→ WORK TASK
Each line of the data below that includes the string "utilization" must be copied.

(Web page and app entries)
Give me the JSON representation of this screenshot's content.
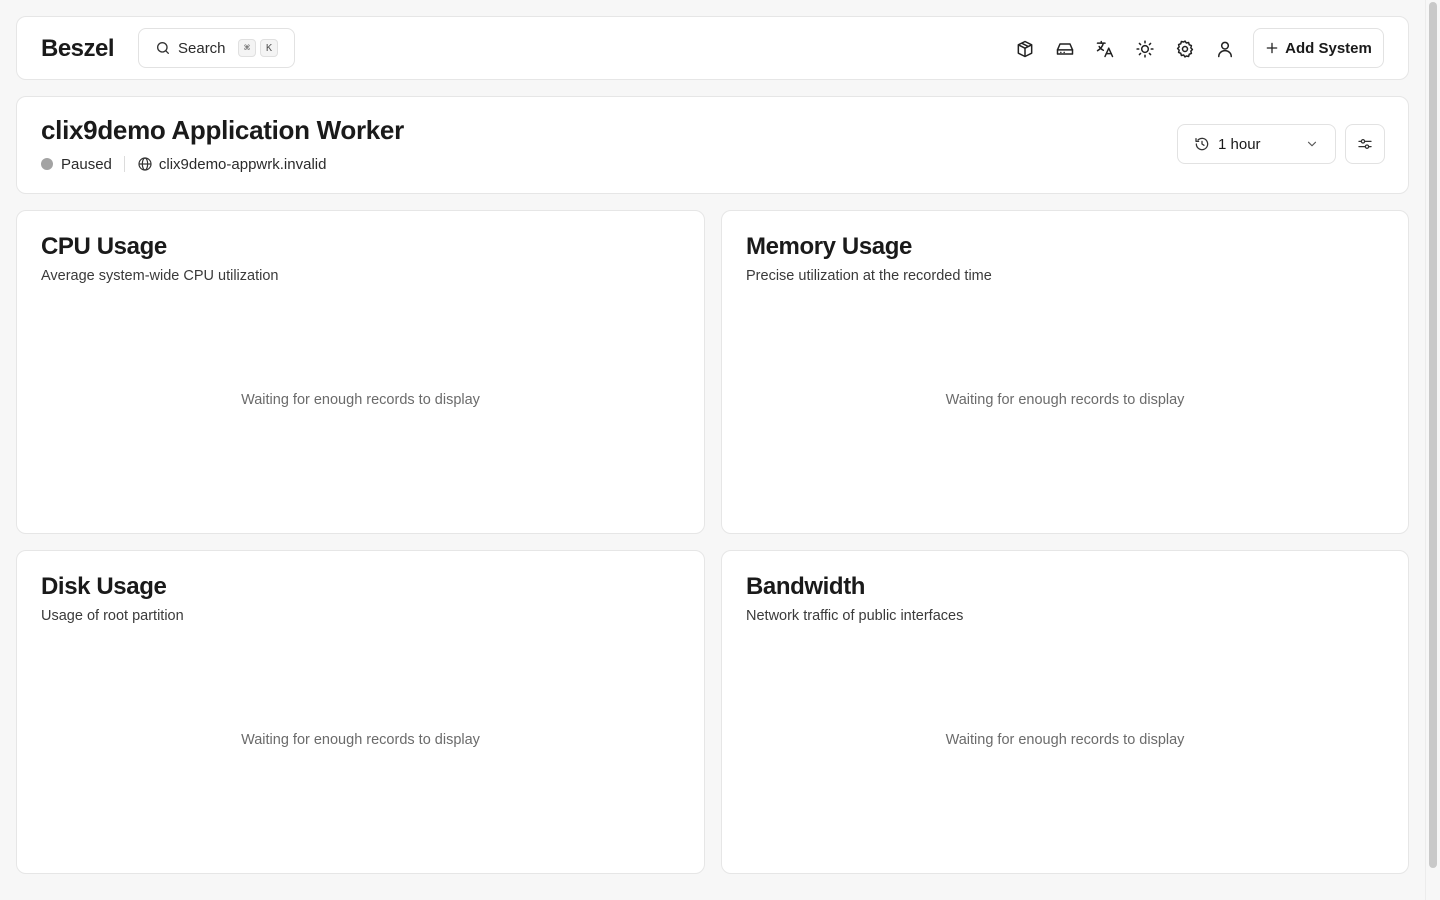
{
  "app": {
    "logo": "Beszel"
  },
  "search": {
    "label": "Search",
    "shortcut_mod": "⌘",
    "shortcut_key": "K"
  },
  "nav": {
    "icons": [
      "containers-icon",
      "disk-icon",
      "language-icon",
      "theme-icon",
      "settings-icon",
      "user-icon"
    ],
    "add_system_label": "Add System"
  },
  "system": {
    "name": "clix9demo Application Worker",
    "status": "Paused",
    "status_color": "#a3a3a3",
    "host": "clix9demo-appwrk.invalid",
    "time_range": "1 hour"
  },
  "charts": [
    {
      "title": "CPU Usage",
      "description": "Average system-wide CPU utilization",
      "empty_text": "Waiting for enough records to display"
    },
    {
      "title": "Memory Usage",
      "description": "Precise utilization at the recorded time",
      "empty_text": "Waiting for enough records to display"
    },
    {
      "title": "Disk Usage",
      "description": "Usage of root partition",
      "empty_text": "Waiting for enough records to display"
    },
    {
      "title": "Bandwidth",
      "description": "Network traffic of public interfaces",
      "empty_text": "Waiting for enough records to display"
    }
  ]
}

→ TASK ANSWER
      "description": "Average system-wide CPU utilization",
      "description": "Precise utilization at the recorded time",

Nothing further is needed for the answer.